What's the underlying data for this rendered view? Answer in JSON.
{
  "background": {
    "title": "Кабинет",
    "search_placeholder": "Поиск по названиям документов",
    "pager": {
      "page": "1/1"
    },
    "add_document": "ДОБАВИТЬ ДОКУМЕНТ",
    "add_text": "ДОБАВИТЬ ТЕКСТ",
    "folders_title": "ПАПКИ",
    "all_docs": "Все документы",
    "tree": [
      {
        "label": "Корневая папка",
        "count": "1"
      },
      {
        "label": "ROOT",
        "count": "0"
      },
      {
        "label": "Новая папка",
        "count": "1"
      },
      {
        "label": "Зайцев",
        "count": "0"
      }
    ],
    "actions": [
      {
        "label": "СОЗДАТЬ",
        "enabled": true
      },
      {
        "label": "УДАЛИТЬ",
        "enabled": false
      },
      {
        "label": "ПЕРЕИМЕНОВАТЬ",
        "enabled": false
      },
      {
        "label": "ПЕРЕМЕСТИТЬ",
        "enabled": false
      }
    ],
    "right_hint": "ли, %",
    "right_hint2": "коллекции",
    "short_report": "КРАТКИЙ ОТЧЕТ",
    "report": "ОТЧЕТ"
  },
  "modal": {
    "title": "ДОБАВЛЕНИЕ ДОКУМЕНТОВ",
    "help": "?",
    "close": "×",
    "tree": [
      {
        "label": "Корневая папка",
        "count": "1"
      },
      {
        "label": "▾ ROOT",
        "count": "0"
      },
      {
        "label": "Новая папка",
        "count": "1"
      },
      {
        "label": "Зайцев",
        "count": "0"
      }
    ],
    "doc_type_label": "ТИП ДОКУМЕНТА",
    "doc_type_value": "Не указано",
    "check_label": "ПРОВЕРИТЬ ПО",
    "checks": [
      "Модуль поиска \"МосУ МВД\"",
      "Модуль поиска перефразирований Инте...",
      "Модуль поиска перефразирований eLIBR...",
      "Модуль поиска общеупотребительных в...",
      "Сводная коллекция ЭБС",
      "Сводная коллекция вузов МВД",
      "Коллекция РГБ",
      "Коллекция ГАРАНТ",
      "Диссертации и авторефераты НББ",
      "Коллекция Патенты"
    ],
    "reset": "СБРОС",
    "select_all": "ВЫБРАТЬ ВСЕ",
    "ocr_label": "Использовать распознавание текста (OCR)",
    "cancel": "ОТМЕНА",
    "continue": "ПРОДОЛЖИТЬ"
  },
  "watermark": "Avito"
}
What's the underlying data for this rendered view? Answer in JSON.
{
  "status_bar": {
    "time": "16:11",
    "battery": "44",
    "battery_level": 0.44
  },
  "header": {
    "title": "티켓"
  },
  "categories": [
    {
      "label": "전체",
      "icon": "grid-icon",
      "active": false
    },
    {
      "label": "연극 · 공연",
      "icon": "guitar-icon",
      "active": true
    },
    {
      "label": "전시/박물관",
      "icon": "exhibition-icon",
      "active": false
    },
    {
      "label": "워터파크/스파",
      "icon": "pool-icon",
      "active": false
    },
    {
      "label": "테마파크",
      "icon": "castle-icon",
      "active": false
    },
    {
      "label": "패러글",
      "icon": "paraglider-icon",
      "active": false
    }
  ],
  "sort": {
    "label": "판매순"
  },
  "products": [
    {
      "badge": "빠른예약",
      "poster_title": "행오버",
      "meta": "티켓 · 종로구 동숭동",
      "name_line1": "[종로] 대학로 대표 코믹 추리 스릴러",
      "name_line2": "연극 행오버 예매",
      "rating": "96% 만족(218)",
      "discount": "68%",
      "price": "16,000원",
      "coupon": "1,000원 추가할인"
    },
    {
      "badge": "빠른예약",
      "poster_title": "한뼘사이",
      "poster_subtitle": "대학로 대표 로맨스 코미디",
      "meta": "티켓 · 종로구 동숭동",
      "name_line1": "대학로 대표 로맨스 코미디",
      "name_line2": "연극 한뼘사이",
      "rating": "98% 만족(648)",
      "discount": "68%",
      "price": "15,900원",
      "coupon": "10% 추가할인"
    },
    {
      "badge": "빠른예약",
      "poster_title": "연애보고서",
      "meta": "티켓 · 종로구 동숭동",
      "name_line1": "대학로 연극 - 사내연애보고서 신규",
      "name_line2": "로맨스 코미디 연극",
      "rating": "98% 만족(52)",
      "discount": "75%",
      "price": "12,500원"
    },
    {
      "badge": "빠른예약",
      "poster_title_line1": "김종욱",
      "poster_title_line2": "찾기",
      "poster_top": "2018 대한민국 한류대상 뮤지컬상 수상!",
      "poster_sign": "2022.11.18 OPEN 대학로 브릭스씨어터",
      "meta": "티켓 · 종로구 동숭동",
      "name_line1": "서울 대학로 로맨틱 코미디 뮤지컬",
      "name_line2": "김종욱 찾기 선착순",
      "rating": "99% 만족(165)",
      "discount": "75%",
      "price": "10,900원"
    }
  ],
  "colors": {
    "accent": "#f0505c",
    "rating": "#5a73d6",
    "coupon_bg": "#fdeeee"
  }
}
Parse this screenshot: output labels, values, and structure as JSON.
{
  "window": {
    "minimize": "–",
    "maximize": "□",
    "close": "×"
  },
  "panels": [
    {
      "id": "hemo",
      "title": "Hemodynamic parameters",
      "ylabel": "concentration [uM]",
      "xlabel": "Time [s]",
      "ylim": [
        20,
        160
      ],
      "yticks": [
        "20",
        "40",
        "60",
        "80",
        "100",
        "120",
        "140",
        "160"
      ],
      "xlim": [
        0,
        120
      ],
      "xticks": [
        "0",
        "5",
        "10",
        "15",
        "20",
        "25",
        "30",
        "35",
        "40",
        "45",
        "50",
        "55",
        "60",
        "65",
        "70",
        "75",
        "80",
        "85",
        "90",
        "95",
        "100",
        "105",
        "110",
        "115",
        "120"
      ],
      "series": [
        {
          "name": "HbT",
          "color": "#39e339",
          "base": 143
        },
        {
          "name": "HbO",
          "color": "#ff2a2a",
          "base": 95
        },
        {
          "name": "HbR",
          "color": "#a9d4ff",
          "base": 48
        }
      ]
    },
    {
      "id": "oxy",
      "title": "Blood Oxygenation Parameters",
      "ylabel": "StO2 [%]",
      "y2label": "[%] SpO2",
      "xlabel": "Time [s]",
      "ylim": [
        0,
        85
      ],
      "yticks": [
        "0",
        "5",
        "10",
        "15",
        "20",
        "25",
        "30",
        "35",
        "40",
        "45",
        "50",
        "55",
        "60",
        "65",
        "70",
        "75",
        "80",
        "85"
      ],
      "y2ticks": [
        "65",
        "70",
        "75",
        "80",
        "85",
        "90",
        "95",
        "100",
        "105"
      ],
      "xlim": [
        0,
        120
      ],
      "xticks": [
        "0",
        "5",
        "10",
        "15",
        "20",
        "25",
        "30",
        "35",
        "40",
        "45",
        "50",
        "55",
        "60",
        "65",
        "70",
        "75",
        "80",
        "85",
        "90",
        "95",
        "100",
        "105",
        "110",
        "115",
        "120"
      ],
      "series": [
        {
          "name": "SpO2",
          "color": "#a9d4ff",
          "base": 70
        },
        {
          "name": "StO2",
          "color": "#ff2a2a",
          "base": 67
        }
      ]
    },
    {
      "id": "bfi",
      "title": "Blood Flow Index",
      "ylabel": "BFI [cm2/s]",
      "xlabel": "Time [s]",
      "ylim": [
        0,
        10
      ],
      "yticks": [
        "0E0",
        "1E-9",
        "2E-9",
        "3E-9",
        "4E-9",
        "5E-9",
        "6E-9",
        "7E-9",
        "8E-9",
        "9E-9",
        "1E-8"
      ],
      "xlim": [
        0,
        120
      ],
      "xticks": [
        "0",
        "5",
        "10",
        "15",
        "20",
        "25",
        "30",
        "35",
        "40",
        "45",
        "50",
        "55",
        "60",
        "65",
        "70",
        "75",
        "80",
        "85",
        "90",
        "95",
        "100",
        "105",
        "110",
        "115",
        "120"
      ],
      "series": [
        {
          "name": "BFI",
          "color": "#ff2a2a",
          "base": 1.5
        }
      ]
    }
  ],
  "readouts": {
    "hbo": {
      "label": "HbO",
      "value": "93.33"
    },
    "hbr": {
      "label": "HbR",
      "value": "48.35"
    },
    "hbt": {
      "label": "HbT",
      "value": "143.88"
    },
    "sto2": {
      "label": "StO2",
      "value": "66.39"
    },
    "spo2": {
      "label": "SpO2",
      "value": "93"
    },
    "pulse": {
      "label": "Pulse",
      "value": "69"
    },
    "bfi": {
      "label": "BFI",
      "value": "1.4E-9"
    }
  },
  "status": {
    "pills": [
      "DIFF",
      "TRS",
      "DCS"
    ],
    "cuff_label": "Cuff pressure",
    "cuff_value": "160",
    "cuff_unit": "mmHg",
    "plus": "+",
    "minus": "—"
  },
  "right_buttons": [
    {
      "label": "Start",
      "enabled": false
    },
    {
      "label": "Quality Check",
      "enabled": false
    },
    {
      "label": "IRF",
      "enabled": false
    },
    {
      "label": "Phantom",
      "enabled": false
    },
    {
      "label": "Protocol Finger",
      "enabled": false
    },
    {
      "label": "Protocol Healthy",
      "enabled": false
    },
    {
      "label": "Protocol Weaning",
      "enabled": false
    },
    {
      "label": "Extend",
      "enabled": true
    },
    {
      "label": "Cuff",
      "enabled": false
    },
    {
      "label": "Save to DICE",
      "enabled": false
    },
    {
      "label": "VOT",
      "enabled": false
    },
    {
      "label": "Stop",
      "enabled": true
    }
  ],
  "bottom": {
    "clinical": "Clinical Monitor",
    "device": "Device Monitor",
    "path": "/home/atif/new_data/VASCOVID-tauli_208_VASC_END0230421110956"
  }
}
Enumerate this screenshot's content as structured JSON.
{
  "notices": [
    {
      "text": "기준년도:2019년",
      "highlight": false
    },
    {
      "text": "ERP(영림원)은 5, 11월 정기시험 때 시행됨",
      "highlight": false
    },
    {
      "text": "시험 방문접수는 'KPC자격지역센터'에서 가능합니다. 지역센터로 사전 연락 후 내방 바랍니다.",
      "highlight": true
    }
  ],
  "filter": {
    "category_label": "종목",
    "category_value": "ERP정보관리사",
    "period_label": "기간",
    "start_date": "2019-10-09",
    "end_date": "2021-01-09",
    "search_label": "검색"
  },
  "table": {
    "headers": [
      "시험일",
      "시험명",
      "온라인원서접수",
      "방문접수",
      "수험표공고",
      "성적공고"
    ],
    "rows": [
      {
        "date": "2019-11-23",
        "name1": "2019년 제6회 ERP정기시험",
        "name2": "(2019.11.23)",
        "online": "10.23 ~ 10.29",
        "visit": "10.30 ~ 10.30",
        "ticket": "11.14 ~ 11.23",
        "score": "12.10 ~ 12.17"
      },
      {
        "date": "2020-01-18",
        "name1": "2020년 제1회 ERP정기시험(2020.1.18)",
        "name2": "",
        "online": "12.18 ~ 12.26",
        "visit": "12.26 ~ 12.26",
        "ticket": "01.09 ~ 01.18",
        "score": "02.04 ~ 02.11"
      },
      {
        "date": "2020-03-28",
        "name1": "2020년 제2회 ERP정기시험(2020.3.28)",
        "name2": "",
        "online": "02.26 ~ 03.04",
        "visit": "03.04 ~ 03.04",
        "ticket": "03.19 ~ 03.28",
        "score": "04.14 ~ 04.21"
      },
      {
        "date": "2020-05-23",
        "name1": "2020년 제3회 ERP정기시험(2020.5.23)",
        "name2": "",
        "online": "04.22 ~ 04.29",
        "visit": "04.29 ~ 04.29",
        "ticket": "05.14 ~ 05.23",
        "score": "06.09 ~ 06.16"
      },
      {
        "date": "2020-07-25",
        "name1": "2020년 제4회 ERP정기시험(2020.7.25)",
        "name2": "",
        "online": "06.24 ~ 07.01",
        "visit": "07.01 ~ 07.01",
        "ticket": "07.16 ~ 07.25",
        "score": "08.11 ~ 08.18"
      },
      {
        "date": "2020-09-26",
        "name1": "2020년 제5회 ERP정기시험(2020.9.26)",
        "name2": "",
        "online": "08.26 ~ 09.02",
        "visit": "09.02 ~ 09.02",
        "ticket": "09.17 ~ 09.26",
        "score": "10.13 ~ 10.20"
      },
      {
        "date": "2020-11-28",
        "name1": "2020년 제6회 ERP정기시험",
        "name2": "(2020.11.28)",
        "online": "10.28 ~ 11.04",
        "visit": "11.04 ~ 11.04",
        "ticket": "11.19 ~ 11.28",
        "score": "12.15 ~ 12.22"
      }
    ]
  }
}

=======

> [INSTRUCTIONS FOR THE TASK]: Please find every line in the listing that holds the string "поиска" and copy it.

> [RESULT FOR THIS TASK]:
      "Модуль поиска \"МосУ МВД\"",
      "Модуль поиска перефразирований Инте...",
      "Модуль поиска перефразирований eLIBR...",
      "Модуль поиска общеупотребительных в...",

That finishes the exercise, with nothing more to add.